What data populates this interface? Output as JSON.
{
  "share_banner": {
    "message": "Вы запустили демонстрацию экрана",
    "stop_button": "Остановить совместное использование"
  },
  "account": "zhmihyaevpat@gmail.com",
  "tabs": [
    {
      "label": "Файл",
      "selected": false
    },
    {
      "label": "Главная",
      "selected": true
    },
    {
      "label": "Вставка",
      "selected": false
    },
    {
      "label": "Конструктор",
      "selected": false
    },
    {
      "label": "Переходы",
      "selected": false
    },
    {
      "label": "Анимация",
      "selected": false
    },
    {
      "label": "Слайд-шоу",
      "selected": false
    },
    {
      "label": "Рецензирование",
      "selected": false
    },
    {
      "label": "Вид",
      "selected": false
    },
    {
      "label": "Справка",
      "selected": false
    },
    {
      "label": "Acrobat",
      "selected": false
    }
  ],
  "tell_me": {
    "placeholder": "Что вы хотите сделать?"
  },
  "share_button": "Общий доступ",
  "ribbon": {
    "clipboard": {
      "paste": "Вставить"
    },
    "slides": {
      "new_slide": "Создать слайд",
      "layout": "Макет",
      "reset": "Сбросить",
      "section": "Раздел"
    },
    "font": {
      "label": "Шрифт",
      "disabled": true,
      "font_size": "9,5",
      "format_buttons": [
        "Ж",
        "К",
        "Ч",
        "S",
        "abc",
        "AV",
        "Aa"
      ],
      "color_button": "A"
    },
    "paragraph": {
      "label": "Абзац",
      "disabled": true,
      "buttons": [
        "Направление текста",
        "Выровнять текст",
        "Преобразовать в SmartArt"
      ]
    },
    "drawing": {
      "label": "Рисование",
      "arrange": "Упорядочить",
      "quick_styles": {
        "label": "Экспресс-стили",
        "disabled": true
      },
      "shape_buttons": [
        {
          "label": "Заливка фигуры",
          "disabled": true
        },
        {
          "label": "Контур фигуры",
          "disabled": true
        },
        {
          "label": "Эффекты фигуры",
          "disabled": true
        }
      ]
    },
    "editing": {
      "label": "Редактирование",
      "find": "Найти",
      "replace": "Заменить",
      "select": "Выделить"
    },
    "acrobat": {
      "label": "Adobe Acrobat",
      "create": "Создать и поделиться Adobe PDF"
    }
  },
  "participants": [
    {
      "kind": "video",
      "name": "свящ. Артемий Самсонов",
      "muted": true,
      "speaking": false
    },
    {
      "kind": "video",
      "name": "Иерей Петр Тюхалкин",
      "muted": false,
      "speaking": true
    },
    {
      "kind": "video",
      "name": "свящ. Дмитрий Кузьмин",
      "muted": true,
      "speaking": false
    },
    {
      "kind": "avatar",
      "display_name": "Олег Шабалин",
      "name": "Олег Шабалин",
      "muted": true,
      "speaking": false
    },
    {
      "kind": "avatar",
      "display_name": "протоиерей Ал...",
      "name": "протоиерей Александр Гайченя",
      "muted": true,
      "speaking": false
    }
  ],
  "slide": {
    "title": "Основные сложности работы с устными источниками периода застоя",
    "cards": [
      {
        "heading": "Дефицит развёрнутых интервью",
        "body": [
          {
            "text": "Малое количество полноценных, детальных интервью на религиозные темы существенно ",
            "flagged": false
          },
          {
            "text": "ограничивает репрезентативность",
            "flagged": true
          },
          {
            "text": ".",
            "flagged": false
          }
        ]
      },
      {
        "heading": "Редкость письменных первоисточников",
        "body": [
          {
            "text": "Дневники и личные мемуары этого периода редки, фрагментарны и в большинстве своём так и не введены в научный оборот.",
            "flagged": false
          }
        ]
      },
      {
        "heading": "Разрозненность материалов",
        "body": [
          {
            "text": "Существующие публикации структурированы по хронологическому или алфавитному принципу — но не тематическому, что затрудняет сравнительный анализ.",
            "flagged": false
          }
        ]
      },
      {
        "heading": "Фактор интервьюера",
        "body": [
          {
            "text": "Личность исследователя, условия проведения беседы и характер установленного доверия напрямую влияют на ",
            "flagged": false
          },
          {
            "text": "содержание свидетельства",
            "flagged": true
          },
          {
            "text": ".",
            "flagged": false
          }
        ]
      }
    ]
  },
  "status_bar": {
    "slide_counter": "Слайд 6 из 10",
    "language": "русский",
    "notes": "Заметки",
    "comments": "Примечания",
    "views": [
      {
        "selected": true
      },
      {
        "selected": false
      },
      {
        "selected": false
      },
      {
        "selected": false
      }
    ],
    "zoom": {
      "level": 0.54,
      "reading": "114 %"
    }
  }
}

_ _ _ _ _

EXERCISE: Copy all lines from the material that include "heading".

RESPONSE TO THIS EXERCISE:
        "heading": "Дефицит развёрнутых интервью",
        "heading": "Редкость письменных первоисточников",
        "heading": "Разрозненность материалов",
        "heading": "Фактор интервьюера",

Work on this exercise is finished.